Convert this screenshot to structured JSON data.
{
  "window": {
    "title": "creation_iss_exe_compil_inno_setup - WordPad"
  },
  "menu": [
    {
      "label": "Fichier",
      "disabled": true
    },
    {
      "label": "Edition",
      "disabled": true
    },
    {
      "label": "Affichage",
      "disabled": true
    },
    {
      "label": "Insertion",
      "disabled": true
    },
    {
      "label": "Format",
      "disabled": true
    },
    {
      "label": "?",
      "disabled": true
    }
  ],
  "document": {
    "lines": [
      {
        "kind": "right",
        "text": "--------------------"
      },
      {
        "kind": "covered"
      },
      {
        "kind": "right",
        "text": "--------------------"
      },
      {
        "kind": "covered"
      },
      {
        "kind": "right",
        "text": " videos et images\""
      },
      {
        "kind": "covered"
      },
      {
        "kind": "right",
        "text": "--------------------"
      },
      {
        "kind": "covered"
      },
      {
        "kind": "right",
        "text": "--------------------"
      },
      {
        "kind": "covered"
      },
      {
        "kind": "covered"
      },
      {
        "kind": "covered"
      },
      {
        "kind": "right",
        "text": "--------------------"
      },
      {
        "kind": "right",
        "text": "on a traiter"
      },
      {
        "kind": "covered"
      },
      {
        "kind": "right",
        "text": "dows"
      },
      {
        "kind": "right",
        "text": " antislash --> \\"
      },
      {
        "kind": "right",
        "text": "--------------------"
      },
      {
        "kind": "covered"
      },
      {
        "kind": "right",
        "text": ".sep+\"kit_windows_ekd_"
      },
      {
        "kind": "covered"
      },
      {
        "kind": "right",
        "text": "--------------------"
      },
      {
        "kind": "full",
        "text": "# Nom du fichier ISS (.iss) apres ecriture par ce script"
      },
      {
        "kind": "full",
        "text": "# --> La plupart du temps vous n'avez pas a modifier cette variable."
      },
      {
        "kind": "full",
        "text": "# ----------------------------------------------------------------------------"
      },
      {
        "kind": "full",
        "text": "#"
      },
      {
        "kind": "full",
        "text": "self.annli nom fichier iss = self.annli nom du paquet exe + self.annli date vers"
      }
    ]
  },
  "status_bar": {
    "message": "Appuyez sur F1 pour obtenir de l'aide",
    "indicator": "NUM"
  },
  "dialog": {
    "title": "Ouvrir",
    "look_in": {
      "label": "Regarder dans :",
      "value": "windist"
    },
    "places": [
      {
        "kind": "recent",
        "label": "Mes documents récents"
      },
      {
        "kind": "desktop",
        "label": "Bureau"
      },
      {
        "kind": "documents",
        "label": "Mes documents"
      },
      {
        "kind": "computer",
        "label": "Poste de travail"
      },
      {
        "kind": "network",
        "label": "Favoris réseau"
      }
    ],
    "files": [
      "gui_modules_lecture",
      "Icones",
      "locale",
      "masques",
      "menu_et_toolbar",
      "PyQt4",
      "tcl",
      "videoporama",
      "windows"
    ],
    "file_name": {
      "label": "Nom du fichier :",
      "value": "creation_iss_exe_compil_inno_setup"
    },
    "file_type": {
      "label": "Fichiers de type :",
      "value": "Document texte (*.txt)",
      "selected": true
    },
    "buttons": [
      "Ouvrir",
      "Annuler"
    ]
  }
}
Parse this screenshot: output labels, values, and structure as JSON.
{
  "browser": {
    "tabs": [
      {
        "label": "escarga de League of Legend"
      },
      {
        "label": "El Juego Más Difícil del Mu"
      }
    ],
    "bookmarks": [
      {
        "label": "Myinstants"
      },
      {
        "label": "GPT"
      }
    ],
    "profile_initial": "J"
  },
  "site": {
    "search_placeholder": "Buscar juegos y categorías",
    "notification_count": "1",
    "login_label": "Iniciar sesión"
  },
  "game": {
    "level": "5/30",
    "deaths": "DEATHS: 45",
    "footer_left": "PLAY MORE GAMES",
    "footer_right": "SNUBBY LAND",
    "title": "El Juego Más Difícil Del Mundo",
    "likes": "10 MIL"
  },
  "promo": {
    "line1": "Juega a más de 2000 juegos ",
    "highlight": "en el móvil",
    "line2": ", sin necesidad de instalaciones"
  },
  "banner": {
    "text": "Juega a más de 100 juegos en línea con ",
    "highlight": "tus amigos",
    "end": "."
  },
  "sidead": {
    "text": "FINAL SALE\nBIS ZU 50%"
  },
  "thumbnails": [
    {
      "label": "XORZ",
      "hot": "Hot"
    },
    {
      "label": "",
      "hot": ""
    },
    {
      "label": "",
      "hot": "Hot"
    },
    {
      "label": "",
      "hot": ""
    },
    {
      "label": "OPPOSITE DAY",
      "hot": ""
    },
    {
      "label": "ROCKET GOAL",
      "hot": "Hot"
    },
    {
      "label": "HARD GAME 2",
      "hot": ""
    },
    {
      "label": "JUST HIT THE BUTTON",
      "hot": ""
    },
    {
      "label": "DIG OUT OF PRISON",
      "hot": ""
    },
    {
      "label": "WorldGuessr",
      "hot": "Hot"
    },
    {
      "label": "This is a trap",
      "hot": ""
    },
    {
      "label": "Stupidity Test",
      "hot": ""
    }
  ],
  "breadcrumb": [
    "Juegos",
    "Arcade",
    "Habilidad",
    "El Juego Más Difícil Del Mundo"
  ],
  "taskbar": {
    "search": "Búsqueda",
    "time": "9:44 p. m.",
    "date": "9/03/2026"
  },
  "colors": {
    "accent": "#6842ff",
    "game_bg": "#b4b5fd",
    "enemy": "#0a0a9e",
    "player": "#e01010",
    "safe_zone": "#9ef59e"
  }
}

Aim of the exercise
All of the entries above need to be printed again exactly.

Response below
Convert this screenshot to structured JSON data.
{
  "window": {
    "title": "creation_iss_exe_compil_inno_setup - WordPad"
  },
  "menu": [
    {
      "label": "Fichier",
      "disabled": true
    },
    {
      "label": "Edition",
      "disabled": true
    },
    {
      "label": "Affichage",
      "disabled": true
    },
    {
      "label": "Insertion",
      "disabled": true
    },
    {
      "label": "Format",
      "disabled": true
    },
    {
      "label": "?",
      "disabled": true
    }
  ],
  "document": {
    "lines": [
      {
        "kind": "right",
        "text": "--------------------"
      },
      {
        "kind": "covered"
      },
      {
        "kind": "right",
        "text": "--------------------"
      },
      {
        "kind": "covered"
      },
      {
        "kind": "right",
        "text": " videos et images\""
      },
      {
        "kind": "covered"
      },
      {
        "kind": "right",
        "text": "--------------------"
      },
      {
        "kind": "covered"
      },
      {
        "kind": "right",
        "text": "--------------------"
      },
      {
        "kind": "covered"
      },
      {
        "kind": "covered"
      },
      {
        "kind": "covered"
      },
      {
        "kind": "right",
        "text": "--------------------"
      },
      {
        "kind": "right",
        "text": "on a traiter"
      },
      {
        "kind": "covered"
      },
      {
        "kind": "right",
        "text": "dows"
      },
      {
        "kind": "right",
        "text": " antislash --> \\"
      },
      {
        "kind": "right",
        "text": "--------------------"
      },
      {
        "kind": "covered"
      },
      {
        "kind": "right",
        "text": ".sep+\"kit_windows_ekd_"
      },
      {
        "kind": "covered"
      },
      {
        "kind": "right",
        "text": "--------------------"
      },
      {
        "kind": "full",
        "text": "# Nom du fichier ISS (.iss) apres ecriture par ce script"
      },
      {
        "kind": "full",
        "text": "# --> La plupart du temps vous n'avez pas a modifier cette variable."
      },
      {
        "kind": "full",
        "text": "# ----------------------------------------------------------------------------"
      },
      {
        "kind": "full",
        "text": "#"
      },
      {
        "kind": "full",
        "text": "self.annli nom fichier iss = self.annli nom du paquet exe + self.annli date vers"
      }
    ]
  },
  "status_bar": {
    "message": "Appuyez sur F1 pour obtenir de l'aide",
    "indicator": "NUM"
  },
  "dialog": {
    "title": "Ouvrir",
    "look_in": {
      "label": "Regarder dans :",
      "value": "windist"
    },
    "places": [
      {
        "kind": "recent",
        "label": "Mes documents récents"
      },
      {
        "kind": "desktop",
        "label": "Bureau"
      },
      {
        "kind": "documents",
        "label": "Mes documents"
      },
      {
        "kind": "computer",
        "label": "Poste de travail"
      },
      {
        "kind": "network",
        "label": "Favoris réseau"
      }
    ],
    "files": [
      "gui_modules_lecture",
      "Icones",
      "locale",
      "masques",
      "menu_et_toolbar",
      "PyQt4",
      "tcl",
      "videoporama",
      "windows"
    ],
    "file_name": {
      "label": "Nom du fichier :",
      "value": "creation_iss_exe_compil_inno_setup"
    },
    "file_type": {
      "label": "Fichiers de type :",
      "value": "Document texte (*.txt)",
      "selected": true
    },
    "buttons": [
      "Ouvrir",
      "Annuler"
    ]
  }
}
Parse this screenshot: output labels, values, and structure as JSON.
{
  "browser": {
    "tabs": [
      {
        "label": "escarga de League of Legend"
      },
      {
        "label": "El Juego Más Difícil del Mu"
      }
    ],
    "bookmarks": [
      {
        "label": "Myinstants"
      },
      {
        "label": "GPT"
      }
    ],
    "profile_initial": "J"
  },
  "site": {
    "search_placeholder": "Buscar juegos y categorías",
    "notification_count": "1",
    "login_label": "Iniciar sesión"
  },
  "game": {
    "level": "5/30",
    "deaths": "DEATHS: 45",
    "footer_left": "PLAY MORE GAMES",
    "footer_right": "SNUBBY LAND",
    "title": "El Juego Más Difícil Del Mundo",
    "likes": "10 MIL"
  },
  "promo": {
    "line1": "Juega a más de 2000 juegos ",
    "highlight": "en el móvil",
    "line2": ", sin necesidad de instalaciones"
  },
  "banner": {
    "text": "Juega a más de 100 juegos en línea con ",
    "highlight": "tus amigos",
    "end": "."
  },
  "sidead": {
    "text": "FINAL SALE\nBIS ZU 50%"
  },
  "thumbnails": [
    {
      "label": "XORZ",
      "hot": "Hot"
    },
    {
      "label": "",
      "hot": ""
    },
    {
      "label": "",
      "hot": "Hot"
    },
    {
      "label": "",
      "hot": ""
    },
    {
      "label": "OPPOSITE DAY",
      "hot": ""
    },
    {
      "label": "ROCKET GOAL",
      "hot": "Hot"
    },
    {
      "label": "HARD GAME 2",
      "hot": ""
    },
    {
      "label": "JUST HIT THE BUTTON",
      "hot": ""
    },
    {
      "label": "DIG OUT OF PRISON",
      "hot": ""
    },
    {
      "label": "WorldGuessr",
      "hot": "Hot"
    },
    {
      "label": "This is a trap",
      "hot": ""
    },
    {
      "label": "Stupidity Test",
      "hot": ""
    }
  ],
  "breadcrumb": [
    "Juegos",
    "Arcade",
    "Habilidad",
    "El Juego Más Difícil Del Mundo"
  ],
  "taskbar": {
    "search": "Búsqueda",
    "time": "9:44 p. m.",
    "date": "9/03/2026"
  },
  "colors": {
    "accent": "#6842ff",
    "game_bg": "#b4b5fd",
    "enemy": "#0a0a9e",
    "player": "#e01010",
    "safe_zone": "#9ef59e"
  }
}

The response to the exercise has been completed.